» **Task details**
Return each record exactly as it appears, so that nothing is dropped or altered.

Material provided below:

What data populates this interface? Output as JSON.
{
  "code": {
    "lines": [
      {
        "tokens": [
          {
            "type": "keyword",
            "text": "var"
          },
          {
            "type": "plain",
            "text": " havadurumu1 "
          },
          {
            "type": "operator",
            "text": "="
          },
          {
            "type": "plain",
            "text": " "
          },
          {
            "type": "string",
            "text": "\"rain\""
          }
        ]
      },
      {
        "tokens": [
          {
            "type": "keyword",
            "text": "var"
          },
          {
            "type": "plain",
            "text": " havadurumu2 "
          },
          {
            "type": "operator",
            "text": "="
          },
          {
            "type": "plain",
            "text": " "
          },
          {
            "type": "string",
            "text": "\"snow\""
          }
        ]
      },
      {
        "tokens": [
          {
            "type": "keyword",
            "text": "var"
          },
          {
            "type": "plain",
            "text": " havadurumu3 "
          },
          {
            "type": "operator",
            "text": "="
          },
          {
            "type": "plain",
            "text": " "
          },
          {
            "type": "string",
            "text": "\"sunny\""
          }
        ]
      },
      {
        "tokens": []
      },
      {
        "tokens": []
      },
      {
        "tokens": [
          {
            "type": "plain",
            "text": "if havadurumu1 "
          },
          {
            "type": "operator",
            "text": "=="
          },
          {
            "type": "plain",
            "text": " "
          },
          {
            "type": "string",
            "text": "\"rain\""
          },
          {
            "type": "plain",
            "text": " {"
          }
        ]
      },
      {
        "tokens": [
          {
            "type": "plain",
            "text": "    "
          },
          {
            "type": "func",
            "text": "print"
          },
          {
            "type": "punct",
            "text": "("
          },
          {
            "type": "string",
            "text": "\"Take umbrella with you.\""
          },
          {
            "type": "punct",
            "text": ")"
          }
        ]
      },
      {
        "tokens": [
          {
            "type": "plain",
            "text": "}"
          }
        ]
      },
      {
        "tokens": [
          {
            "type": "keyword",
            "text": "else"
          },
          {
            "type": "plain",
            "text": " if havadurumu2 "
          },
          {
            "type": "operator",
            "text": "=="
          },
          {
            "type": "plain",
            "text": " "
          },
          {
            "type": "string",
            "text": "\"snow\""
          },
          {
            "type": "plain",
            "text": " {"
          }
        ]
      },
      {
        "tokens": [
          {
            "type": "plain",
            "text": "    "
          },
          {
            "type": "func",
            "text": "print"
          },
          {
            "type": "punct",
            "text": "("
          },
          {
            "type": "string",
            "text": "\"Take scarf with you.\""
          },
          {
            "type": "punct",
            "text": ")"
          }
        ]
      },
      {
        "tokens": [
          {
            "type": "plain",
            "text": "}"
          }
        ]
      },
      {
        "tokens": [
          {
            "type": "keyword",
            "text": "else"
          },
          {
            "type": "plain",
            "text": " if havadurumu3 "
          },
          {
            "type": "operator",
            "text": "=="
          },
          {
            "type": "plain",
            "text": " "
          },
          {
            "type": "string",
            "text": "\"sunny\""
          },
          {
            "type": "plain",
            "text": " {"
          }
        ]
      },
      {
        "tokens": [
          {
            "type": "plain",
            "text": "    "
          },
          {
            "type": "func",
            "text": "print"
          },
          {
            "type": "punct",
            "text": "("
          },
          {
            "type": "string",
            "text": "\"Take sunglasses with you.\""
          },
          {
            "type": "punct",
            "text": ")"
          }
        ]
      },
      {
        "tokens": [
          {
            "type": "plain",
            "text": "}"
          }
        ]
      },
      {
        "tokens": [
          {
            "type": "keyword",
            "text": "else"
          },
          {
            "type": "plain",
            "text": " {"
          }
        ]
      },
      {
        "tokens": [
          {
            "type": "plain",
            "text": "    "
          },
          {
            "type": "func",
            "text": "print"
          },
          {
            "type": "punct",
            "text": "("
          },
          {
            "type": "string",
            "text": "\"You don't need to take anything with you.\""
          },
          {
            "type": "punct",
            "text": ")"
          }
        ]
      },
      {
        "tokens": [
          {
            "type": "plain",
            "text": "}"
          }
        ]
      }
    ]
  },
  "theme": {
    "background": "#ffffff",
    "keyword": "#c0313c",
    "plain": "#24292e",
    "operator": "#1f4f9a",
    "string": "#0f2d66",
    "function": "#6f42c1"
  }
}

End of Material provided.

» **Exercise result**
What data populates this interface? Output as JSON.
{
  "code": {
    "lines": [
      {
        "tokens": [
          {
            "type": "keyword",
            "text": "var"
          },
          {
            "type": "plain",
            "text": " havadurumu1 "
          },
          {
            "type": "operator",
            "text": "="
          },
          {
            "type": "plain",
            "text": " "
          },
          {
            "type": "string",
            "text": "\"rain\""
          }
        ]
      },
      {
        "tokens": [
          {
            "type": "keyword",
            "text": "var"
          },
          {
            "type": "plain",
            "text": " havadurumu2 "
          },
          {
            "type": "operator",
            "text": "="
          },
          {
            "type": "plain",
            "text": " "
          },
          {
            "type": "string",
            "text": "\"snow\""
          }
        ]
      },
      {
        "tokens": [
          {
            "type": "keyword",
            "text": "var"
          },
          {
            "type": "plain",
            "text": " havadurumu3 "
          },
          {
            "type": "operator",
            "text": "="
          },
          {
            "type": "plain",
            "text": " "
          },
          {
            "type": "string",
            "text": "\"sunny\""
          }
        ]
      },
      {
        "tokens": []
      },
      {
        "tokens": []
      },
      {
        "tokens": [
          {
            "type": "plain",
            "text": "if havadurumu1 "
          },
          {
            "type": "operator",
            "text": "=="
          },
          {
            "type": "plain",
            "text": " "
          },
          {
            "type": "string",
            "text": "\"rain\""
          },
          {
            "type": "plain",
            "text": " {"
          }
        ]
      },
      {
        "tokens": [
          {
            "type": "plain",
            "text": "    "
          },
          {
            "type": "func",
            "text": "print"
          },
          {
            "type": "punct",
            "text": "("
          },
          {
            "type": "string",
            "text": "\"Take umbrella with you.\""
          },
          {
            "type": "punct",
            "text": ")"
          }
        ]
      },
      {
        "tokens": [
          {
            "type": "plain",
            "text": "}"
          }
        ]
      },
      {
        "tokens": [
          {
            "type": "keyword",
            "text": "else"
          },
          {
            "type": "plain",
            "text": " if havadurumu2 "
          },
          {
            "type": "operator",
            "text": "=="
          },
          {
            "type": "plain",
            "text": " "
          },
          {
            "type": "string",
            "text": "\"snow\""
          },
          {
            "type": "plain",
            "text": " {"
          }
        ]
      },
      {
        "tokens": [
          {
            "type": "plain",
            "text": "    "
          },
          {
            "type": "func",
            "text": "print"
          },
          {
            "type": "punct",
            "text": "("
          },
          {
            "type": "string",
            "text": "\"Take scarf with you.\""
          },
          {
            "type": "punct",
            "text": ")"
          }
        ]
      },
      {
        "tokens": [
          {
            "type": "plain",
            "text": "}"
          }
        ]
      },
      {
        "tokens": [
          {
            "type": "keyword",
            "text": "else"
          },
          {
            "type": "plain",
            "text": " if havadurumu3 "
          },
          {
            "type": "operator",
            "text": "=="
          },
          {
            "type": "plain",
            "text": " "
          },
          {
            "type": "string",
            "text": "\"sunny\""
          },
          {
            "type": "plain",
            "text": " {"
          }
        ]
      },
      {
        "tokens": [
          {
            "type": "plain",
            "text": "    "
          },
          {
            "type": "func",
            "text": "print"
          },
          {
            "type": "punct",
            "text": "("
          },
          {
            "type": "string",
            "text": "\"Take sunglasses with you.\""
          },
          {
            "type": "punct",
            "text": ")"
          }
        ]
      },
      {
        "tokens": [
          {
            "type": "plain",
            "text": "}"
          }
        ]
      },
      {
        "tokens": [
          {
            "type": "keyword",
            "text": "else"
          },
          {
            "type": "plain",
            "text": " {"
          }
        ]
      },
      {
        "tokens": [
          {
            "type": "plain",
            "text": "    "
          },
          {
            "type": "func",
            "text": "print"
          },
          {
            "type": "punct",
            "text": "("
          },
          {
            "type": "string",
            "text": "\"You don't need to take anything with you.\""
          },
          {
            "type": "punct",
            "text": ")"
          }
        ]
      },
      {
        "tokens": [
          {
            "type": "plain",
            "text": "}"
          }
        ]
      }
    ]
  },
  "theme": {
    "background": "#ffffff",
    "keyword": "#c0313c",
    "plain": "#24292e",
    "operator": "#1f4f9a",
    "string": "#0f2d66",
    "function": "#6f42c1"
  }
}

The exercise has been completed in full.